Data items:
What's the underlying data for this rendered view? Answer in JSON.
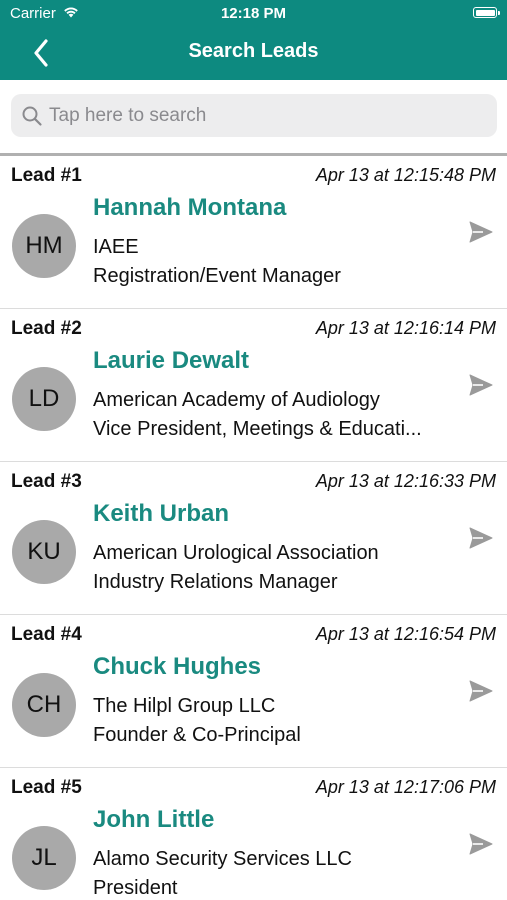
{
  "status_bar": {
    "carrier": "Carrier",
    "time": "12:18 PM",
    "wifi_icon": "wifi-icon",
    "battery_icon": "battery-icon"
  },
  "nav": {
    "title": "Search Leads",
    "back_icon": "chevron-left-icon"
  },
  "search": {
    "placeholder": "Tap here to search",
    "value": "",
    "icon": "search-icon"
  },
  "colors": {
    "brand": "#0d8a80",
    "name_text": "#1a8a80",
    "avatar_bg": "#a9a9a9",
    "send_icon": "#9a9a9a"
  },
  "leads": [
    {
      "number": "Lead #1",
      "timestamp": "Apr 13 at 12:15:48 PM",
      "initials": "HM",
      "name": "Hannah Montana",
      "company": "IAEE",
      "title": "Registration/Event Manager",
      "action_icon": "send-icon"
    },
    {
      "number": "Lead #2",
      "timestamp": "Apr 13 at 12:16:14 PM",
      "initials": "LD",
      "name": "Laurie Dewalt",
      "company": "American Academy of Audiology",
      "title": "Vice President, Meetings & Educati...",
      "action_icon": "send-icon"
    },
    {
      "number": "Lead #3",
      "timestamp": "Apr 13 at 12:16:33 PM",
      "initials": "KU",
      "name": "Keith Urban",
      "company": "American Urological Association",
      "title": "Industry Relations Manager",
      "action_icon": "send-icon"
    },
    {
      "number": "Lead #4",
      "timestamp": "Apr 13 at 12:16:54 PM",
      "initials": "CH",
      "name": "Chuck Hughes",
      "company": "The Hilpl Group LLC",
      "title": "Founder & Co-Principal",
      "action_icon": "send-icon"
    },
    {
      "number": "Lead #5",
      "timestamp": "Apr 13 at 12:17:06 PM",
      "initials": "JL",
      "name": "John Little",
      "company": "Alamo Security Services LLC",
      "title": "President",
      "action_icon": "send-icon"
    }
  ]
}
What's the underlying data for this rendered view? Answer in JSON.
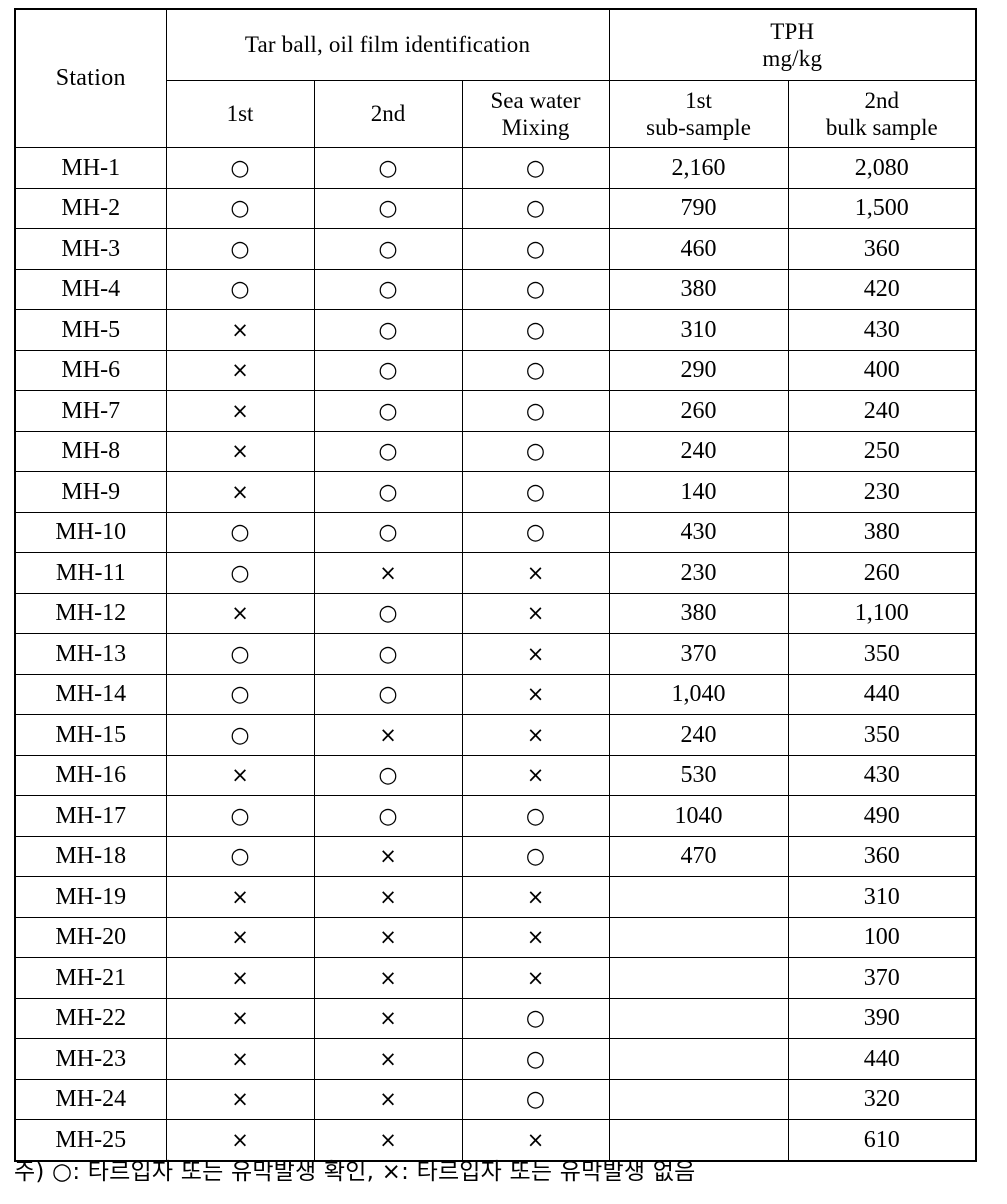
{
  "table": {
    "header": {
      "station_label": "Station",
      "group_tarball": "Tar ball, oil film identification",
      "group_tph_line1": "TPH",
      "group_tph_line2": "mg/kg",
      "sub_first": "1st",
      "sub_second": "2nd",
      "sub_sea_line1": "Sea water",
      "sub_sea_line2": "Mixing",
      "sub_tph1_line1": "1st",
      "sub_tph1_line2": "sub-sample",
      "sub_tph2_line1": "2nd",
      "sub_tph2_line2": "bulk sample"
    },
    "symbols": {
      "circle": "○",
      "cross": "×"
    },
    "rows": [
      {
        "station": "MH-1",
        "first": "○",
        "second": "○",
        "sea": "○",
        "tph1": "2,160",
        "tph2": "2,080"
      },
      {
        "station": "MH-2",
        "first": "○",
        "second": "○",
        "sea": "○",
        "tph1": "790",
        "tph2": "1,500"
      },
      {
        "station": "MH-3",
        "first": "○",
        "second": "○",
        "sea": "○",
        "tph1": "460",
        "tph2": "360"
      },
      {
        "station": "MH-4",
        "first": "○",
        "second": "○",
        "sea": "○",
        "tph1": "380",
        "tph2": "420"
      },
      {
        "station": "MH-5",
        "first": "×",
        "second": "○",
        "sea": "○",
        "tph1": "310",
        "tph2": "430"
      },
      {
        "station": "MH-6",
        "first": "×",
        "second": "○",
        "sea": "○",
        "tph1": "290",
        "tph2": "400"
      },
      {
        "station": "MH-7",
        "first": "×",
        "second": "○",
        "sea": "○",
        "tph1": "260",
        "tph2": "240"
      },
      {
        "station": "MH-8",
        "first": "×",
        "second": "○",
        "sea": "○",
        "tph1": "240",
        "tph2": "250"
      },
      {
        "station": "MH-9",
        "first": "×",
        "second": "○",
        "sea": "○",
        "tph1": "140",
        "tph2": "230"
      },
      {
        "station": "MH-10",
        "first": "○",
        "second": "○",
        "sea": "○",
        "tph1": "430",
        "tph2": "380"
      },
      {
        "station": "MH-11",
        "first": "○",
        "second": "×",
        "sea": "×",
        "tph1": "230",
        "tph2": "260"
      },
      {
        "station": "MH-12",
        "first": "×",
        "second": "○",
        "sea": "×",
        "tph1": "380",
        "tph2": "1,100"
      },
      {
        "station": "MH-13",
        "first": "○",
        "second": "○",
        "sea": "×",
        "tph1": "370",
        "tph2": "350"
      },
      {
        "station": "MH-14",
        "first": "○",
        "second": "○",
        "sea": "×",
        "tph1": "1,040",
        "tph2": "440"
      },
      {
        "station": "MH-15",
        "first": "○",
        "second": "×",
        "sea": "×",
        "tph1": "240",
        "tph2": "350"
      },
      {
        "station": "MH-16",
        "first": "×",
        "second": "○",
        "sea": "×",
        "tph1": "530",
        "tph2": "430"
      },
      {
        "station": "MH-17",
        "first": "○",
        "second": "○",
        "sea": "○",
        "tph1": "1040",
        "tph2": "490"
      },
      {
        "station": "MH-18",
        "first": "○",
        "second": "×",
        "sea": "○",
        "tph1": "470",
        "tph2": "360"
      },
      {
        "station": "MH-19",
        "first": "×",
        "second": "×",
        "sea": "×",
        "tph1": "",
        "tph2": "310"
      },
      {
        "station": "MH-20",
        "first": "×",
        "second": "×",
        "sea": "×",
        "tph1": "",
        "tph2": "100"
      },
      {
        "station": "MH-21",
        "first": "×",
        "second": "×",
        "sea": "×",
        "tph1": "",
        "tph2": "370"
      },
      {
        "station": "MH-22",
        "first": "×",
        "second": "×",
        "sea": "○",
        "tph1": "",
        "tph2": "390"
      },
      {
        "station": "MH-23",
        "first": "×",
        "second": "×",
        "sea": "○",
        "tph1": "",
        "tph2": "440"
      },
      {
        "station": "MH-24",
        "first": "×",
        "second": "×",
        "sea": "○",
        "tph1": "",
        "tph2": "320"
      },
      {
        "station": "MH-25",
        "first": "×",
        "second": "×",
        "sea": "×",
        "tph1": "",
        "tph2": "610"
      }
    ]
  },
  "footnote": {
    "text": "주) ○: 타르입자 또는 유막발생 확인, ×: 타르입자 또는 유막발생 없음"
  },
  "colors": {
    "text": "#000000",
    "background": "#ffffff",
    "border": "#000000"
  }
}
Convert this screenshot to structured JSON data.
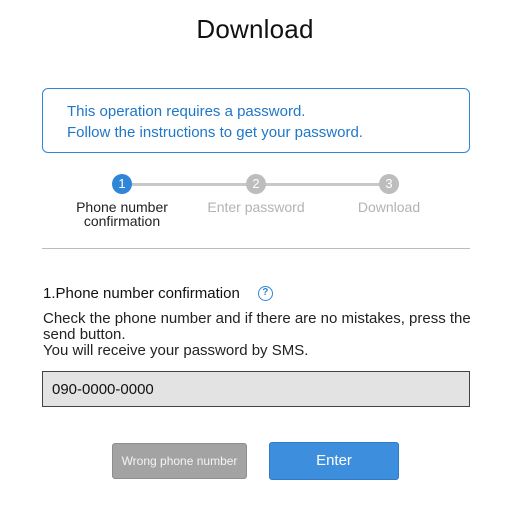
{
  "page": {
    "title": "Download"
  },
  "notice": {
    "line1": "This operation requires a password.",
    "line2": "Follow the instructions to get your password."
  },
  "steps": {
    "items": [
      {
        "number": "1",
        "label": "Phone number confirmation",
        "state": "active"
      },
      {
        "number": "2",
        "label": "Enter password",
        "state": "inactive"
      },
      {
        "number": "3",
        "label": "Download",
        "state": "inactive"
      }
    ]
  },
  "section": {
    "title": "1.Phone number confirmation",
    "help_icon": "question-mark-circle",
    "instruction_line1": "Check the phone number and if there are no mistakes, press the send button.",
    "instruction_line2": "You will receive your password by SMS."
  },
  "phone": {
    "value": "090-0000-0000"
  },
  "buttons": {
    "wrong_label": "Wrong phone number",
    "enter_label": "Enter"
  },
  "colors": {
    "accent": "#2f86d6",
    "button_primary": "#3d8edc",
    "button_secondary": "#a3a3a3",
    "inactive_step": "#bdbdbd"
  }
}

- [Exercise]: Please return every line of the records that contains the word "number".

- [Solution to this exercise]:
      "number": "Lead #1",
      "number": "Lead #2",
      "number": "Lead #3",
      "number": "Lead #4",
      "number": "Lead #5",
        "number": "1",
        "label": "Phone number confirmation",
        "number": "2",
        "number": "3",
    "title": "1.Phone number confirmation",
    "instruction_line1": "Check the phone number and if there are no mistakes, press the send button.",
    "wrong_label": "Wrong phone number",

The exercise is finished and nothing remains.